Exercise directions.
Without reproducing any picture, copy the records word for word.
>>>>
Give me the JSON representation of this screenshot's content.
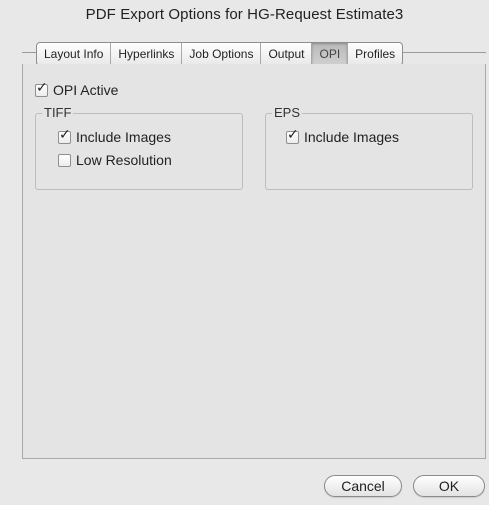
{
  "window": {
    "title": "PDF Export Options for HG-Request Estimate3"
  },
  "tabs": [
    {
      "label": "Layout Info",
      "active": false
    },
    {
      "label": "Hyperlinks",
      "active": false
    },
    {
      "label": "Job Options",
      "active": false
    },
    {
      "label": "Output",
      "active": false
    },
    {
      "label": "OPI",
      "active": true
    },
    {
      "label": "Profiles",
      "active": false
    }
  ],
  "opi": {
    "active_label": "OPI Active",
    "active_checked": true,
    "tiff": {
      "label": "TIFF",
      "include_images_label": "Include Images",
      "include_images_checked": true,
      "low_resolution_label": "Low Resolution",
      "low_resolution_checked": false
    },
    "eps": {
      "label": "EPS",
      "include_images_label": "Include Images",
      "include_images_checked": true
    }
  },
  "buttons": {
    "cancel": "Cancel",
    "ok": "OK"
  },
  "icons": {
    "checkmark": "✓"
  }
}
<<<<
Result of this exercise.
Give me the JSON representation of this screenshot's content.
{
  "window": {
    "title": "PDF Export Options for HG-Request Estimate3"
  },
  "tabs": [
    {
      "label": "Layout Info",
      "active": false
    },
    {
      "label": "Hyperlinks",
      "active": false
    },
    {
      "label": "Job Options",
      "active": false
    },
    {
      "label": "Output",
      "active": false
    },
    {
      "label": "OPI",
      "active": true
    },
    {
      "label": "Profiles",
      "active": false
    }
  ],
  "opi": {
    "active_label": "OPI Active",
    "active_checked": true,
    "tiff": {
      "label": "TIFF",
      "include_images_label": "Include Images",
      "include_images_checked": true,
      "low_resolution_label": "Low Resolution",
      "low_resolution_checked": false
    },
    "eps": {
      "label": "EPS",
      "include_images_label": "Include Images",
      "include_images_checked": true
    }
  },
  "buttons": {
    "cancel": "Cancel",
    "ok": "OK"
  },
  "icons": {
    "checkmark": "✓"
  }
}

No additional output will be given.